But the Boston-born musician had been working in the industry for years before his work became in demand. “I think the first one I did where they really sought me out after I’d done a lot of things on my own was [Cyndi Lauper’s] Girls Just Want to Have Fun,” he recalls in RETROPOP’s August issue. “Then, because it was on Epic, which was in the same building as CBS, where Bruce Springsteen was, he heard that and thought it was fun so they gave me Dancing In The Dark – and through that I got Bob Dylan.
“So, remix-wise, that’s how it went and then after that I started getting the major ones, like Living in a Box and Fine Young Cannibals, around ‘88, because that’s when the whole house thing was happening in London.”
Having worked his way up through the industry over the course of a decade, the opportunity to work with artists he admires are highlights from his illustrious career – however fleeting they may have been. “When I started working with people who I had been fans of since I was kid, like Dylan and Jagger – Dylan was cool, Jagger was a little more difficult – and Springsteen, who was very cool and never questioned what I did, that was the craziest shit. From working in a record shop and selling their records to, five years later, producing them – that was pretty crazy,” he beams.

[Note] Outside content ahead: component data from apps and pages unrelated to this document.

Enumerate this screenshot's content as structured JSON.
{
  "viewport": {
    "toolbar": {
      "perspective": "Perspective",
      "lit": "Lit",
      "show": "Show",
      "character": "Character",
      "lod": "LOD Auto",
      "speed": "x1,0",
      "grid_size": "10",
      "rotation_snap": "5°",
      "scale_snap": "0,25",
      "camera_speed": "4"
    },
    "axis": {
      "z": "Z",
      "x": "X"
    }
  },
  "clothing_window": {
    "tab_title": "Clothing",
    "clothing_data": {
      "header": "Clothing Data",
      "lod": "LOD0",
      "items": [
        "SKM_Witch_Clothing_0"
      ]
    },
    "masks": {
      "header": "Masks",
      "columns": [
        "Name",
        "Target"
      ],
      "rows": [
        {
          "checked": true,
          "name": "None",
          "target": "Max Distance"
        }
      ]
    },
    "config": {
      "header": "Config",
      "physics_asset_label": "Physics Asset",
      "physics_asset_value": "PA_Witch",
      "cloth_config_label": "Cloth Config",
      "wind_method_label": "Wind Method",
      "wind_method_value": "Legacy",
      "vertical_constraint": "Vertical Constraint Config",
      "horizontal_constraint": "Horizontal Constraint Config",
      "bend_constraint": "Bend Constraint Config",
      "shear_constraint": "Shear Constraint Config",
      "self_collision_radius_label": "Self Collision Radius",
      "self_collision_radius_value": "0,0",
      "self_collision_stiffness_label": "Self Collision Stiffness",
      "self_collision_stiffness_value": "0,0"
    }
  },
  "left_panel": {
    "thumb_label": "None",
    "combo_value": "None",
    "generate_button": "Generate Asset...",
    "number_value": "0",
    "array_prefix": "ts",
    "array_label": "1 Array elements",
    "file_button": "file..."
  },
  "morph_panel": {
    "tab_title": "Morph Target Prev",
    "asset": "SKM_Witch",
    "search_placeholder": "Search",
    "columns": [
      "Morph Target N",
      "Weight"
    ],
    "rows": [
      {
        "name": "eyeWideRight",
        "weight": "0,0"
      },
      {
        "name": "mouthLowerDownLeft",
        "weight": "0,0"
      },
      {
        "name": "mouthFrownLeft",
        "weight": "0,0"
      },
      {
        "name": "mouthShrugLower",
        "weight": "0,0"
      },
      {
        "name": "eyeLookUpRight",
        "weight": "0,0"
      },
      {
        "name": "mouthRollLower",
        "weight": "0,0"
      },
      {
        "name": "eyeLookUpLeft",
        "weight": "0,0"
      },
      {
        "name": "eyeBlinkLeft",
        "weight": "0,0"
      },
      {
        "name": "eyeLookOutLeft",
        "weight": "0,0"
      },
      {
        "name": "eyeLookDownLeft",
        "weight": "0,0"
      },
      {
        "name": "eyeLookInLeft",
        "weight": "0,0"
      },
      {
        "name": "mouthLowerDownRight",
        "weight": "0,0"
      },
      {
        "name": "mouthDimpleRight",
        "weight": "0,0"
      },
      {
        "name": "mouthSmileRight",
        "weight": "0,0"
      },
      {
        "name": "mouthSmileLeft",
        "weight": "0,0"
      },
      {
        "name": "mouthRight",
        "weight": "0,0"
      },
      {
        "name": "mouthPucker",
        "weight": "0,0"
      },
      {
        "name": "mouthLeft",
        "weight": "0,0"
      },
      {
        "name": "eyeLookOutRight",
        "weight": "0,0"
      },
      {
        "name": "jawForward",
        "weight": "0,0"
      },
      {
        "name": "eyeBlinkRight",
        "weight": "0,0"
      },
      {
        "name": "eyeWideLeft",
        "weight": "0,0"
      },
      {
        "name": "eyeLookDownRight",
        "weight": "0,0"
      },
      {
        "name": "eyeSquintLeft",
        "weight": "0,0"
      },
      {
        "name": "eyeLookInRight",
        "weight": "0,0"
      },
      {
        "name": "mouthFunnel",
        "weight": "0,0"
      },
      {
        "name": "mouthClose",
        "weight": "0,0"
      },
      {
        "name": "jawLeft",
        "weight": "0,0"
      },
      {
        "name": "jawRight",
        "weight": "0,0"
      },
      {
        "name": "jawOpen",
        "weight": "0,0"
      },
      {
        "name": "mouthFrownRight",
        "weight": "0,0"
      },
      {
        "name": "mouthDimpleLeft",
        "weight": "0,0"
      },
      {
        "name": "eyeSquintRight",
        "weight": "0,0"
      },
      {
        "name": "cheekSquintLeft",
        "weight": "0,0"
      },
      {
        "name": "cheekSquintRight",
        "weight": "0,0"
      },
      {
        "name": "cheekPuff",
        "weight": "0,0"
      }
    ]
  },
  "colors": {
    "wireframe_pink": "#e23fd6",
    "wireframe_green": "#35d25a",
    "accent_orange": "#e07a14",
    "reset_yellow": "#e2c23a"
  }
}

“But the thing is, when you’re doing these kinds of things, you might work with someone for a day or two and then you never see them. Even with Springsteen – I probably haven’t seen him in 30 years. I mean, it’s pretty crazy that you connect for a little while to do something and then that’s it…”
The line-up of talent he’s worked with is impressive: Sun City, released under Artists United Against Apartheid as a protest against apartheid in South Africa, features Dylan, Pat Benatar, Herbie Hancock, Ringo Starr, Lou Reed, Run–D.M.C., Peter Gabriel, Bob Geldof, Darlene Love, Keith Richards, Ronnie Wood, Bonnie Raitt, Hall & Oates, and several other big-name performers.
At this time in his career, Baker has checked most of his dream collaborations off the list, including writing a song for Tina Turner (Whatever You Want, co-written with Taylor Dayne), which he fought to get released. “We got it over to [Tina’s manager] Roger Davies, who I knew, but they had just done a record and they said, ‘We love it, but the timing’s bad’,” he recalls. “I don’t know why Taylor didn’t want to do it, but somehow I got hooked up with Naomi Campbell and she tried to record it, which obviously didn’t work, and then Sandra St. Victor from The Family Stand did it for her album, but she got dropped.
“Finally, Roger got back to me and said, ‘Listen, we’re doing an album and we’d love to do the song’, and they got Trevor Horn to produce it, which was really funny because I was so into Crazy by Seal at the time and it was very much that vibe in my head. Of course, it didn’t turn out that way – but they hired me to remix it and that one really turned out good.”
But there’s one project he wishes had come into fruition: “My dream was to put Al Green and Bob Dylan together and do a gospel record. I would say that that’s still the project I wish I’d been able to do. And I think it would have been amazing.”
‘Arthur Baker Presents… Dance Masters: Arthur Baker’ is out July 21 on Demon.
Read the full interview in the August 2023 edition of RETROPOP, out now. Order yours or subscribe via our Online Store, use our Store Finder to locate your nearest stockist, or get Digital Copies delivered direct to your devices.